Sipsmith co-founder Sam Galsworthy (pictured) was recently in my neck of the woods, and we sat down with the Sipsmith portfolio for tasting and exploration. (After the meeting he sent me home with the two below bottles, which I reviewed later on my own.)
The highlight of the meeting had nothing to do with the company’s commercially available products, though. Rather, it was a trio of samples that Galsworthy had brought in unmarked bottles. These bottles represented in-progress Sipsmith London Dry gin at three different stages off the still. After the heads portion is cut, it takes about three hours for the gin to complete its distillation (until the tails arrive). Galsworthy presented the evolution of Sipsmith London Dry, one hour at a time. After the first hour, the gin showcases clear citrus notes, almost like an orange vodka. It isn’t until the second hour that the juniper really starts to show, with earthier notes coming to the fore during hour three. I didn’t write up any significant notes on these samples since they aren’t actual products for sale, but it was a lot of fun to see how a spirit evolves over a short amount of time during the distillation process. (Click on the chart above for a little more detail.)

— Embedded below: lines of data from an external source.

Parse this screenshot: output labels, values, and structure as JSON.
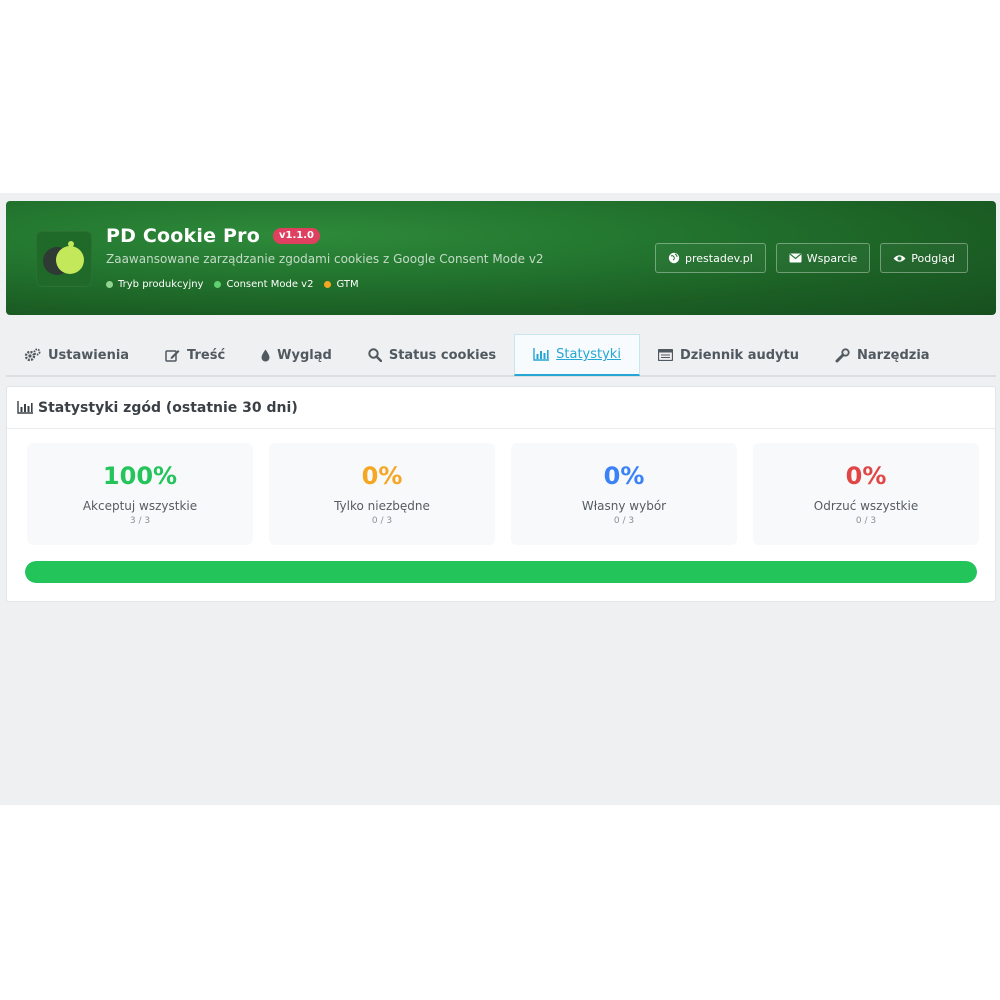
{
  "header": {
    "title": "PD Cookie Pro",
    "version": "v1.1.0",
    "subtitle": "Zaawansowane zarządzanie zgodami cookies z Google Consent Mode v2",
    "statuses": [
      {
        "label": "Tryb produkcyjny",
        "color": "#8fd48f"
      },
      {
        "label": "Consent Mode v2",
        "color": "#5fcf6f"
      },
      {
        "label": "GTM",
        "color": "#f5a623"
      }
    ],
    "buttons": [
      {
        "label": "prestadev.pl",
        "icon": "globe-icon"
      },
      {
        "label": "Wsparcie",
        "icon": "envelope-icon"
      },
      {
        "label": "Podgląd",
        "icon": "eye-icon"
      }
    ]
  },
  "tabs": [
    {
      "label": "Ustawienia",
      "icon": "gears-icon"
    },
    {
      "label": "Treść",
      "icon": "edit-icon"
    },
    {
      "label": "Wygląd",
      "icon": "tint-icon"
    },
    {
      "label": "Status cookies",
      "icon": "search-icon"
    },
    {
      "label": "Statystyki",
      "icon": "bar-chart-icon",
      "active": true
    },
    {
      "label": "Dziennik audytu",
      "icon": "list-icon"
    },
    {
      "label": "Narzędzia",
      "icon": "wrench-icon"
    }
  ],
  "stats": {
    "title": "Statystyki zgód (ostatnie 30 dni)",
    "cards": [
      {
        "value": "100%",
        "label": "Akceptuj wszystkie",
        "count": "3 / 3",
        "color": "#23c45a"
      },
      {
        "value": "0%",
        "label": "Tylko niezbędne",
        "count": "0 / 3",
        "color": "#f5a623"
      },
      {
        "value": "0%",
        "label": "Własny wybór",
        "count": "0 / 3",
        "color": "#3b82f6"
      },
      {
        "value": "0%",
        "label": "Odrzuć wszystkie",
        "count": "0 / 3",
        "color": "#e04646"
      }
    ],
    "progress_fraction": 1.0,
    "progress_color": "#23c45a"
  }
}
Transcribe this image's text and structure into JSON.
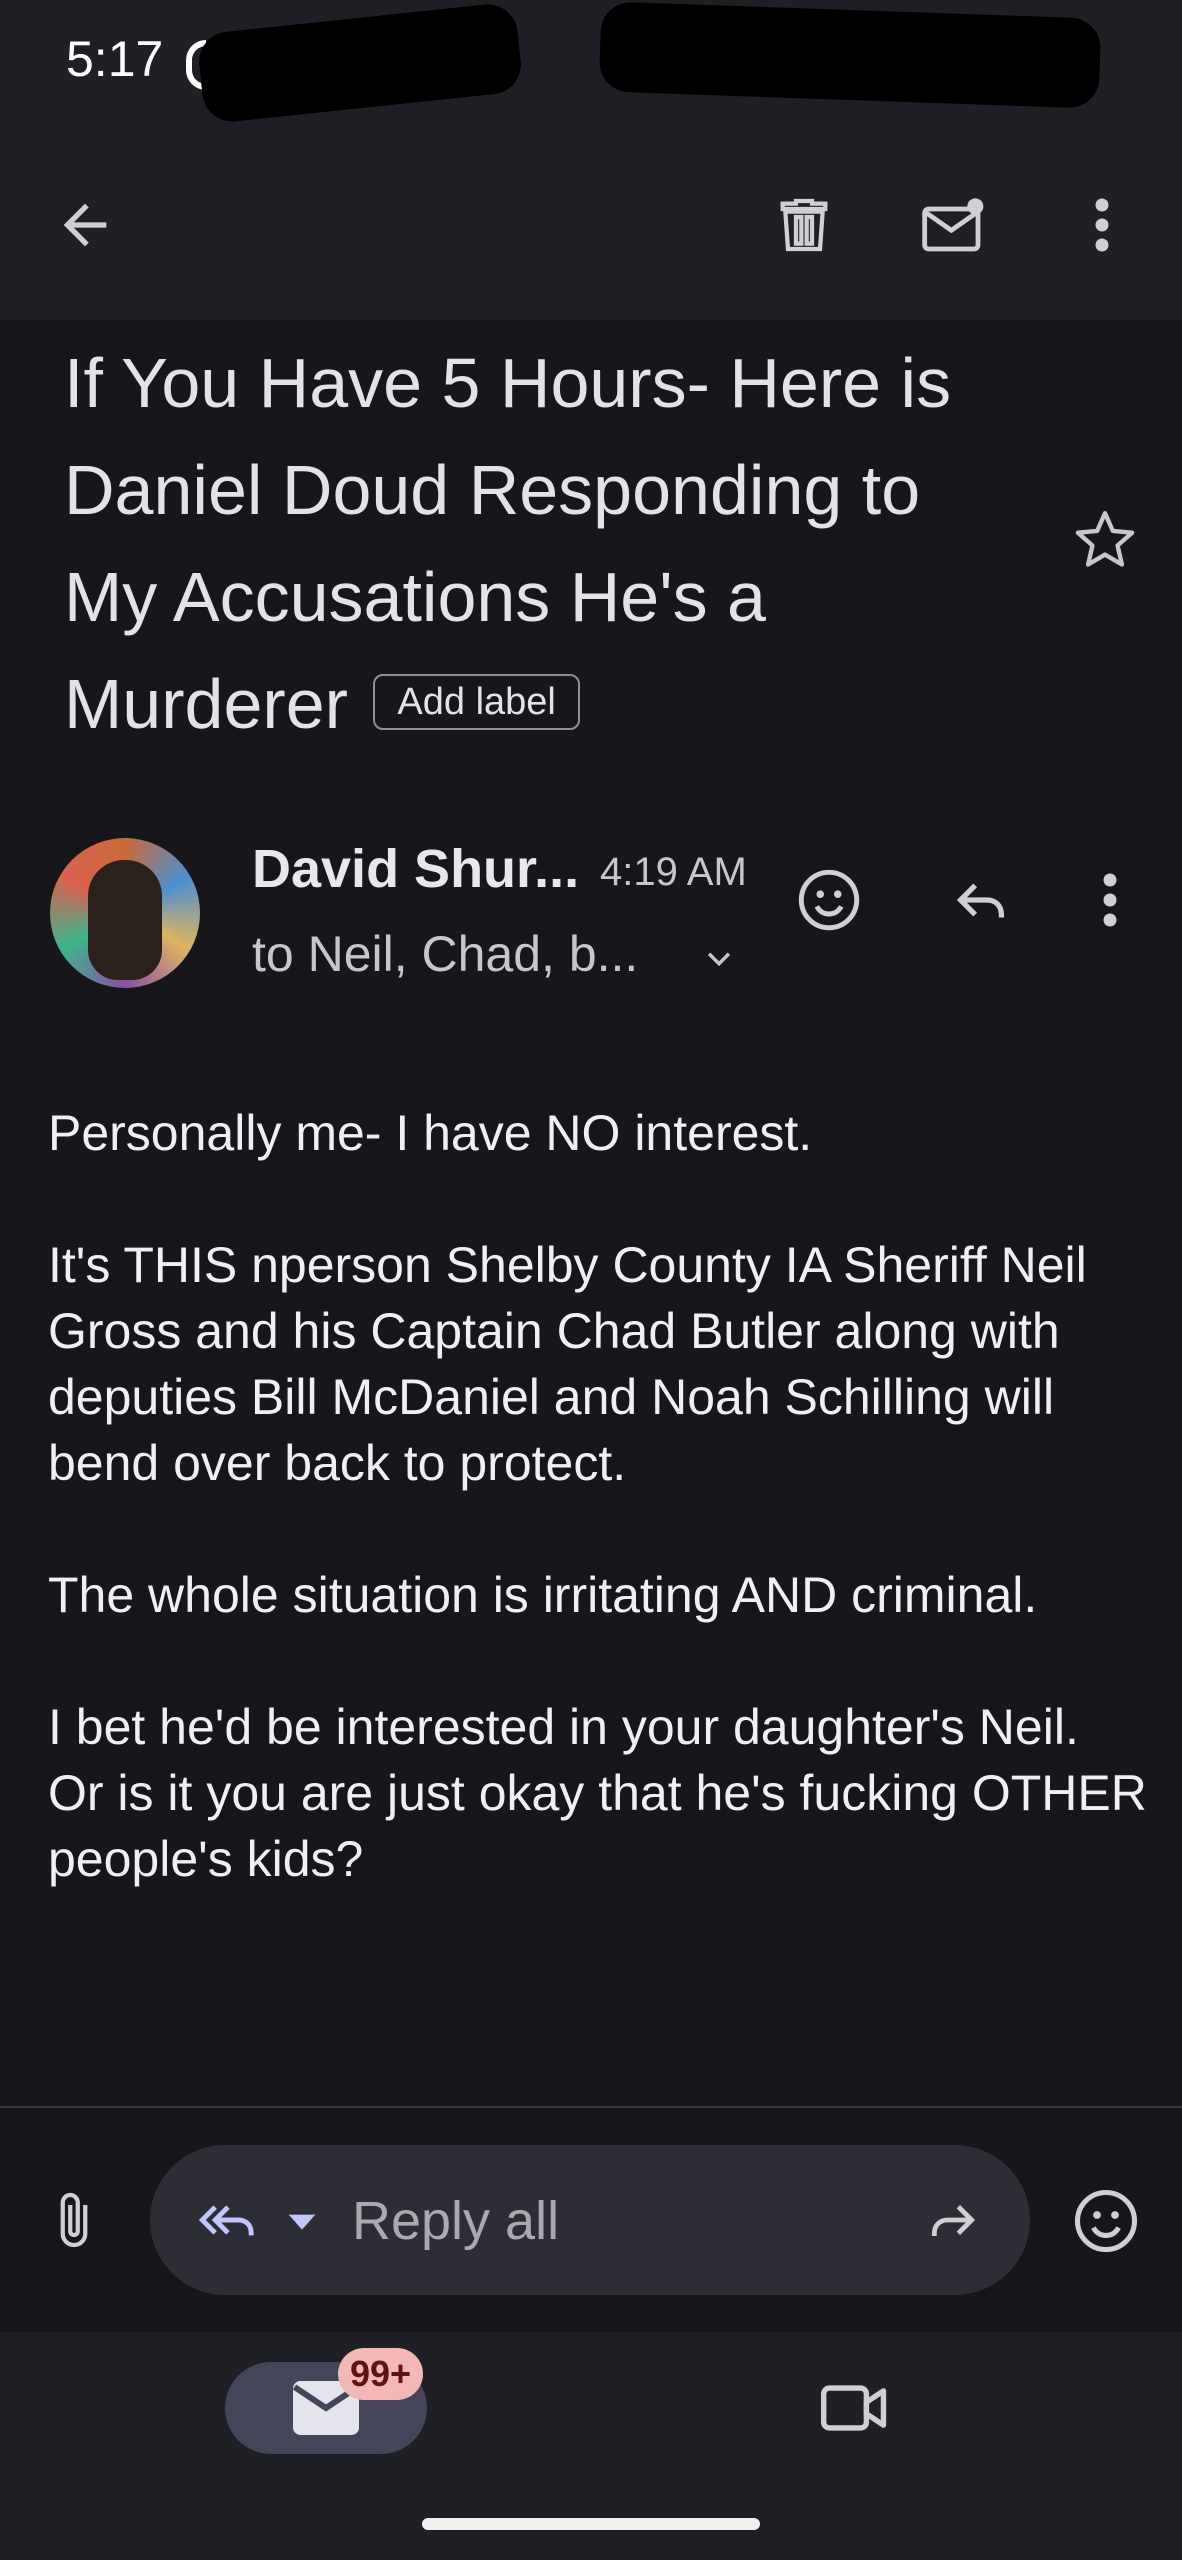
{
  "status_bar": {
    "time": "5:17"
  },
  "toolbar": {
    "back_icon": "arrow-left-icon",
    "delete_icon": "trash-icon",
    "mark_unread_icon": "mail-unread-icon",
    "more_icon": "more-vert-icon"
  },
  "email": {
    "subject": "If You Have 5 Hours- Here is Daniel Doud Responding to My Accusations He's a Murderer",
    "add_label": "Add label",
    "sender": "David Shur...",
    "time": "4:19 AM",
    "recipients": "to Neil, Chad, b...",
    "body": [
      "Personally me- I have NO interest.",
      "It's THIS nperson Shelby County IA Sheriff Neil Gross and his Captain Chad Butler along with deputies Bill McDaniel and Noah Schilling will bend over back to protect.",
      "The whole situation is irritating AND criminal.",
      "I bet he'd be interested in your daughter's Neil. Or is it you are just okay that he's fucking OTHER people's kids?"
    ]
  },
  "reply_bar": {
    "placeholder": "Reply all"
  },
  "bottom_nav": {
    "mail_badge": "99+"
  },
  "colors": {
    "background": "#16161b",
    "bar": "#1f2025",
    "accent": "#c2c6ff",
    "badge": "#f2b8b5"
  }
}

Fun stuff, but let’s look at two commercially available Sipsmith bottlings.
Sipsmith Signature Edition Series V.J.O.P. Gin – This is the same botanical mix as standard Sipsmith London Dry — but with three times the juniper and a three day maceration instead of one day. The results are as expected — palpably piney. Juniper is overwhelming on the nose, to the exclusion of nearly anything else in the botanical bill. On the palate, it’s crushingly juniper-forward and very hot (just look at that proof). Water coaxes out more notes — though the juniper dominates from front to back, it features fresh orange, some brown sugar, licorice, and a touch of cinnamon. While it’s an overwhelming experience, it’s not an unsatisfying one — the juniper finishing on a clean and refreshing note. While I’m not normally fond of juniper-heavy gins, Sipsmith’s V.J.O.P. (“Very Junipery Over Proof”) is quite a compelling beast that lets you know from the get-go what its intentions are, and follows through with style. 115.4 proof. A- / $52
Sipsmith Sloe Gin Special Edition 2013 – Sipsmith only makes a sloe gin on an occasional basis (the photo on its website is a 2010 bottling), so I have no idea if this is the current edition. Why vintage? Because sloe berries are an annual harvest, and these are picked in the wild of West Country, UK, in the autumn. The London Dry gin is rested on these berries for 3 to 4 months before bottling. The company says each vintage does indeed taste different, but 2013 is “noteworthy.” Sloe gin often has a cough syrup character to it — it’s really not meant for straight sipping — and Sipsmith’s offers a powerful and pungent character that grabs you by the throat right away. The nose features aromas of dense raspberry and melted Jolly Ranchers, but the body is extremely tart, the hallmark of sloe gin. It comes on strong with an intense herbal overtone, notes of bitter chocolate, and orange rind. All in all, it’s pretty much exactly what you want a good sloe gin to be — sweet and sour in solid balance, with a distinct weirdness you can’t quite place. 58 proof. A- / $43
- Review: Sipsmith London Dry Gin
- Review: Martin Miller’s Gin and Westbourne Strength Gin
- Review: Anchor Distilling Junipero Gin San Francisco Strength
- Review: No. 3 London Dry Gin (2011)